▶ **About this task**: Look for the word "régional" in the entries and copy every line where it shows up.

(App and web page records)
━━━━━━━━━━

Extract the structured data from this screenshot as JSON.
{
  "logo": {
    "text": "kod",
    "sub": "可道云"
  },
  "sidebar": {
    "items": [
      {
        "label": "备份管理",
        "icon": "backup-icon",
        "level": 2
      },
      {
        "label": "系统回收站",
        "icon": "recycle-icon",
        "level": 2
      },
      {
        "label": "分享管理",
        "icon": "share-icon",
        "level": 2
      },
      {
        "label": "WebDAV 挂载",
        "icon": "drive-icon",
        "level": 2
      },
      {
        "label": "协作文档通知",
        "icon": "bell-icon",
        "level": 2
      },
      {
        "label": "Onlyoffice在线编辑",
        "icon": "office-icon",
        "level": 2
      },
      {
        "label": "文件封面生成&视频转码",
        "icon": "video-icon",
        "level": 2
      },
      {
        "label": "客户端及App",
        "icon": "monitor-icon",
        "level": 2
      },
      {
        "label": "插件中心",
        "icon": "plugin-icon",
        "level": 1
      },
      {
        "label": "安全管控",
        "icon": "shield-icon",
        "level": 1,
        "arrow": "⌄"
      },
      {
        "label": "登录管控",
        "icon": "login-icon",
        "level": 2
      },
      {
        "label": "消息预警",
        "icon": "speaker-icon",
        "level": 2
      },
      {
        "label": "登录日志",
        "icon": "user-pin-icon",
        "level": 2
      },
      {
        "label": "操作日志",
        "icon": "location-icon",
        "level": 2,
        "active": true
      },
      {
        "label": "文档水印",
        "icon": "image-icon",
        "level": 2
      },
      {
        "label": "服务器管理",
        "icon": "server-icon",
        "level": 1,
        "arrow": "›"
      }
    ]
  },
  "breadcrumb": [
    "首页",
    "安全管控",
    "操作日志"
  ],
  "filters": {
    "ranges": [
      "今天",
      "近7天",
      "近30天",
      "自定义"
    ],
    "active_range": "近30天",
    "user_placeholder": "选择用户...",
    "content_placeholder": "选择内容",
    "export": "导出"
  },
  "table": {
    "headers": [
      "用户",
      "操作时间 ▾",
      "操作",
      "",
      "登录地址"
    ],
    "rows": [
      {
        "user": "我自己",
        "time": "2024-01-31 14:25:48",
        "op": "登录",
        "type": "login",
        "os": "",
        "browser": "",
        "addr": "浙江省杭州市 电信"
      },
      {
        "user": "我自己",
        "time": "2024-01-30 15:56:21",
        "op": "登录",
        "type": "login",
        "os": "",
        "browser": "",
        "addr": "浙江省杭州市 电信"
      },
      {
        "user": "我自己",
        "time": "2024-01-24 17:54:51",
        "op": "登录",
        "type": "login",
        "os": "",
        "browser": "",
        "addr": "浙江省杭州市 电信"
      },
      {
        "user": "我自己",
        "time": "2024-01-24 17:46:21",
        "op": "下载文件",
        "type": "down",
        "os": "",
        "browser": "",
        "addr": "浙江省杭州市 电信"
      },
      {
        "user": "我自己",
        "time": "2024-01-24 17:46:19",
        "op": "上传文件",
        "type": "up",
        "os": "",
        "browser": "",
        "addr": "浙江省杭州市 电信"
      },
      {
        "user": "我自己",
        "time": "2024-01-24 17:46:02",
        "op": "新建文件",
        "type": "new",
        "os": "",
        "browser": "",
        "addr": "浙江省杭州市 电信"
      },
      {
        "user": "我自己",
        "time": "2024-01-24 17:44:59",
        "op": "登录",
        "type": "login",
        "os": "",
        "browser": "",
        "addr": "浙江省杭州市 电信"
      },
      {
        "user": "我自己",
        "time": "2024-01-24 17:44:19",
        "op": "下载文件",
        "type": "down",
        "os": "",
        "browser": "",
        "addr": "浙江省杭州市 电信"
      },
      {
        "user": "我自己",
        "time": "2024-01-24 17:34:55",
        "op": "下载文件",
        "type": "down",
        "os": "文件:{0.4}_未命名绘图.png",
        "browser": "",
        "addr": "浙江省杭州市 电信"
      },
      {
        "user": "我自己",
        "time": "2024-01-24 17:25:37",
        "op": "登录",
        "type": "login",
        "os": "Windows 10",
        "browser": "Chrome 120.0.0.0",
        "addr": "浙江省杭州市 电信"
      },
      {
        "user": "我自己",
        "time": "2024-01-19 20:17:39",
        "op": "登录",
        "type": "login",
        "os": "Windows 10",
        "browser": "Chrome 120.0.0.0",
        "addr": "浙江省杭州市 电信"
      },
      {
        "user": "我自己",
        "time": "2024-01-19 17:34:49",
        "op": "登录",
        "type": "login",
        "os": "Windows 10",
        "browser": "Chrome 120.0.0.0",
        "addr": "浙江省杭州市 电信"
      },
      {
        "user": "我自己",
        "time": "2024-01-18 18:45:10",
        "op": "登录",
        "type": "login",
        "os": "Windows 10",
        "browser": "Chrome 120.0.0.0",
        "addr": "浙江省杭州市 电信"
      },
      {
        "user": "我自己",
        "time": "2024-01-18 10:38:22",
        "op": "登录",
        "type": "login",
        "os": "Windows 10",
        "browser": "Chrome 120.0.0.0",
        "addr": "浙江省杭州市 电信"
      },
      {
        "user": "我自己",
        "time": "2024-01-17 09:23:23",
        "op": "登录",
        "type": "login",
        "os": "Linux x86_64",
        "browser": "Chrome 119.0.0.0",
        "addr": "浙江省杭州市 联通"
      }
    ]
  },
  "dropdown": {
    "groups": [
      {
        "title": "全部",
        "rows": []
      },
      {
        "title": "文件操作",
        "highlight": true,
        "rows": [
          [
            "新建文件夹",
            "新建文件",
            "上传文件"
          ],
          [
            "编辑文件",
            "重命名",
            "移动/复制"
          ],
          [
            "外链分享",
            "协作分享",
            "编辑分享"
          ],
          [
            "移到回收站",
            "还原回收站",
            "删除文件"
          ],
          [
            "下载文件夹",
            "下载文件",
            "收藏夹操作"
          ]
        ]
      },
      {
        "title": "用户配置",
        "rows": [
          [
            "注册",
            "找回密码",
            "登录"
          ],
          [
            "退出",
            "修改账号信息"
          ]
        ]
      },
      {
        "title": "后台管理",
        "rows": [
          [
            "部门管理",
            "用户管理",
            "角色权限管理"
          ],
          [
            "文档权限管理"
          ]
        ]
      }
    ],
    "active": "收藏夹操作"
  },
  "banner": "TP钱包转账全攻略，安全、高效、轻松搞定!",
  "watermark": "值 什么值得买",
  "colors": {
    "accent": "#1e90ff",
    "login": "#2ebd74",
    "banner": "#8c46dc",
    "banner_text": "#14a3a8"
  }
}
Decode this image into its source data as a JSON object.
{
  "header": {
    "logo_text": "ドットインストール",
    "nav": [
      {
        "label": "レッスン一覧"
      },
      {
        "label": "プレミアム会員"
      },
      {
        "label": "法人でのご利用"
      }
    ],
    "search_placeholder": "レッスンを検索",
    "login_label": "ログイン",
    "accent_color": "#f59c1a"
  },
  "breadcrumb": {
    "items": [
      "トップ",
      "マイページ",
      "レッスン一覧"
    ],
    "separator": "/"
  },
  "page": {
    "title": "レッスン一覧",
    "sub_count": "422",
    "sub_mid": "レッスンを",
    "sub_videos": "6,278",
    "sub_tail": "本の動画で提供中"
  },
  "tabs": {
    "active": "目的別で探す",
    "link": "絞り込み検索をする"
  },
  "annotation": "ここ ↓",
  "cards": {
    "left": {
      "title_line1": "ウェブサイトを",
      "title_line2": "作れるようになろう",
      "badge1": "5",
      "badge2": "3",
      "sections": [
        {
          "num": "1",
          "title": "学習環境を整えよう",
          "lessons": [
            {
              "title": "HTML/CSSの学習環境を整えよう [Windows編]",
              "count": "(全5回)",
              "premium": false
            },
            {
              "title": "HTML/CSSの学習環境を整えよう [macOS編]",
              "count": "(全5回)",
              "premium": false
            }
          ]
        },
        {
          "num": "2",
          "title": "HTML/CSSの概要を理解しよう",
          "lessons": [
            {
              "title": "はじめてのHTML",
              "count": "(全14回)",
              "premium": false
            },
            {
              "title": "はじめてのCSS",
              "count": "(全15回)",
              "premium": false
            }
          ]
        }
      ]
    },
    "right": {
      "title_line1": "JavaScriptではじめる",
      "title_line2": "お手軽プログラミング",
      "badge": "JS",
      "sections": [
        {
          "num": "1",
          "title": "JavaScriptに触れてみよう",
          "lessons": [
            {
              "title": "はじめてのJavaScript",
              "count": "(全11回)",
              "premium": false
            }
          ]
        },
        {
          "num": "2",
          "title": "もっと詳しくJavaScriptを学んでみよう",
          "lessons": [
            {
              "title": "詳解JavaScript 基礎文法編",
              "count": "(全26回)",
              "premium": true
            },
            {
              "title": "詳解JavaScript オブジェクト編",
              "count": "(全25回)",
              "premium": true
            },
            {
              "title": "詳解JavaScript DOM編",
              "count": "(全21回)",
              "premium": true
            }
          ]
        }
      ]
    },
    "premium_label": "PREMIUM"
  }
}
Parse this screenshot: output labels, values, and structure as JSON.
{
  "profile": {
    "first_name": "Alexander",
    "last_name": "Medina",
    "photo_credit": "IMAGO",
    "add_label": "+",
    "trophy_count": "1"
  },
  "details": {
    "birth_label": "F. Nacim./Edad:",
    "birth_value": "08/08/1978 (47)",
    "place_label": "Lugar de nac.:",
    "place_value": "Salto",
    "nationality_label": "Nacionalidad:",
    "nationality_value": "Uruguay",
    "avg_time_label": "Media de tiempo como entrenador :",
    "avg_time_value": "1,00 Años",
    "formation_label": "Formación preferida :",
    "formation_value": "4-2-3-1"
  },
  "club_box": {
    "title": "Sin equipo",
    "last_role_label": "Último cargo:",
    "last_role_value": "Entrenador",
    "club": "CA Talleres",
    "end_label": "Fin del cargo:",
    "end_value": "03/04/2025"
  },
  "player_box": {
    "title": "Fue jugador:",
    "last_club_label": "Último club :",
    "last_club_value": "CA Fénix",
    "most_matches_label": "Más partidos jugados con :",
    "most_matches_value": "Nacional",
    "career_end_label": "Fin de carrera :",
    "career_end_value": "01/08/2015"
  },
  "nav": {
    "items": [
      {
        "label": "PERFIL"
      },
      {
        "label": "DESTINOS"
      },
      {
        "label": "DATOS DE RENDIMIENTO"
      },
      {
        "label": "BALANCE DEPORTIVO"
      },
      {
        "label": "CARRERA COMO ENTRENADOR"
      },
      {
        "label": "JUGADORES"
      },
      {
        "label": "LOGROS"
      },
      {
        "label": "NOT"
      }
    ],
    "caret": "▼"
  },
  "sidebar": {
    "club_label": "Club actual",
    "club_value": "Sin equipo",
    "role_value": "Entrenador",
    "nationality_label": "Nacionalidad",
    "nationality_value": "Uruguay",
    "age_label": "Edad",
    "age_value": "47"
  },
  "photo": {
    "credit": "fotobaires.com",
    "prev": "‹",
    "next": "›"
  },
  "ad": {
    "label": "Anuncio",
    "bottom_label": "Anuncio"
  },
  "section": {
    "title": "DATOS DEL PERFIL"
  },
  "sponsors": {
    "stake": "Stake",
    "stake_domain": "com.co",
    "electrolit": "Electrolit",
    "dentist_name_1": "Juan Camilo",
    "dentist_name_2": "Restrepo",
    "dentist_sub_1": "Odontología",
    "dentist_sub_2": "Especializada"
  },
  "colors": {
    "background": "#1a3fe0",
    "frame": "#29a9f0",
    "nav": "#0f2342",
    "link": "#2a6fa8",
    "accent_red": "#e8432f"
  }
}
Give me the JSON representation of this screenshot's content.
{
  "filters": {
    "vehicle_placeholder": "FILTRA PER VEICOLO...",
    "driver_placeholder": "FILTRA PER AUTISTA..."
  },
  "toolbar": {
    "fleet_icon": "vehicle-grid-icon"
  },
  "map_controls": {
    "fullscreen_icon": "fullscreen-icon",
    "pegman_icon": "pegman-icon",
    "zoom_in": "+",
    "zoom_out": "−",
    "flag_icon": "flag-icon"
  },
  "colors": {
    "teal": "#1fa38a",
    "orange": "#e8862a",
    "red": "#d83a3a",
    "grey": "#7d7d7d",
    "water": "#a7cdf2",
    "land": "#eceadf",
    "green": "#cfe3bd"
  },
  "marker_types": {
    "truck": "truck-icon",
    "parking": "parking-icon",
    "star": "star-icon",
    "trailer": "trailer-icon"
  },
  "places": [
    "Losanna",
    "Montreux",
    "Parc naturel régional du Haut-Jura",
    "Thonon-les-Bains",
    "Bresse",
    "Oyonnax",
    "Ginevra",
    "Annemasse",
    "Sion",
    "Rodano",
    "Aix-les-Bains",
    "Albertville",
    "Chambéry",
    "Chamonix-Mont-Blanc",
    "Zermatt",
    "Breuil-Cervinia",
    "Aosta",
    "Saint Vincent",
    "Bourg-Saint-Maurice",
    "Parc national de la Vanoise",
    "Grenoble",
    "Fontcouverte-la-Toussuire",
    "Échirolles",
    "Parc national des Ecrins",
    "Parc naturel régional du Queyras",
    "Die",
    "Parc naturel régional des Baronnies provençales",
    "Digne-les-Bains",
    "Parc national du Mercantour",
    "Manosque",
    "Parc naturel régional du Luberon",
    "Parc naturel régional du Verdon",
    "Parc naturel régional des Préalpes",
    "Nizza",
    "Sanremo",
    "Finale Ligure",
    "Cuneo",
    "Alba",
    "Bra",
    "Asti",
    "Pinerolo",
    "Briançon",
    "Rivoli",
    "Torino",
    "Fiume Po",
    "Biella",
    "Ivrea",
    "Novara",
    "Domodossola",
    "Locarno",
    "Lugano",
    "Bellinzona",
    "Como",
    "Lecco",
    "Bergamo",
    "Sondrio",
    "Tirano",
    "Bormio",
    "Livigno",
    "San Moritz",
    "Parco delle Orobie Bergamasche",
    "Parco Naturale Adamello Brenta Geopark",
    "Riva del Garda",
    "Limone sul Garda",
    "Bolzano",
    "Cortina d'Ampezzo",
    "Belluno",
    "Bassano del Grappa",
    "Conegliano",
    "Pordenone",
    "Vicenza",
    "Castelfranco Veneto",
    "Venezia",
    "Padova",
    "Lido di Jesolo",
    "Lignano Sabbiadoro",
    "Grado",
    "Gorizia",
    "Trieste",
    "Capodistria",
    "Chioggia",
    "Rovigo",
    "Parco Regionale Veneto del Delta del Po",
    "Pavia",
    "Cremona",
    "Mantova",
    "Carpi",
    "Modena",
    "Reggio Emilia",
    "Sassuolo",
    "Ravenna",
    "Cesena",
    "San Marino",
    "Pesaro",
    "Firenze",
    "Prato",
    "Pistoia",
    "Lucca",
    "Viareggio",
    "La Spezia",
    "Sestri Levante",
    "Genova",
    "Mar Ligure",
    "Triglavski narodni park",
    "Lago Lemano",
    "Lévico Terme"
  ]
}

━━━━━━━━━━

▶ **Result**:
    "Parc naturel régional du Haut-Jura",
    "Parc naturel régional du Queyras",
    "Parc naturel régional des Baronnies provençales",
    "Parc naturel régional du Luberon",
    "Parc naturel régional du Verdon",
    "Parc naturel régional des Préalpes",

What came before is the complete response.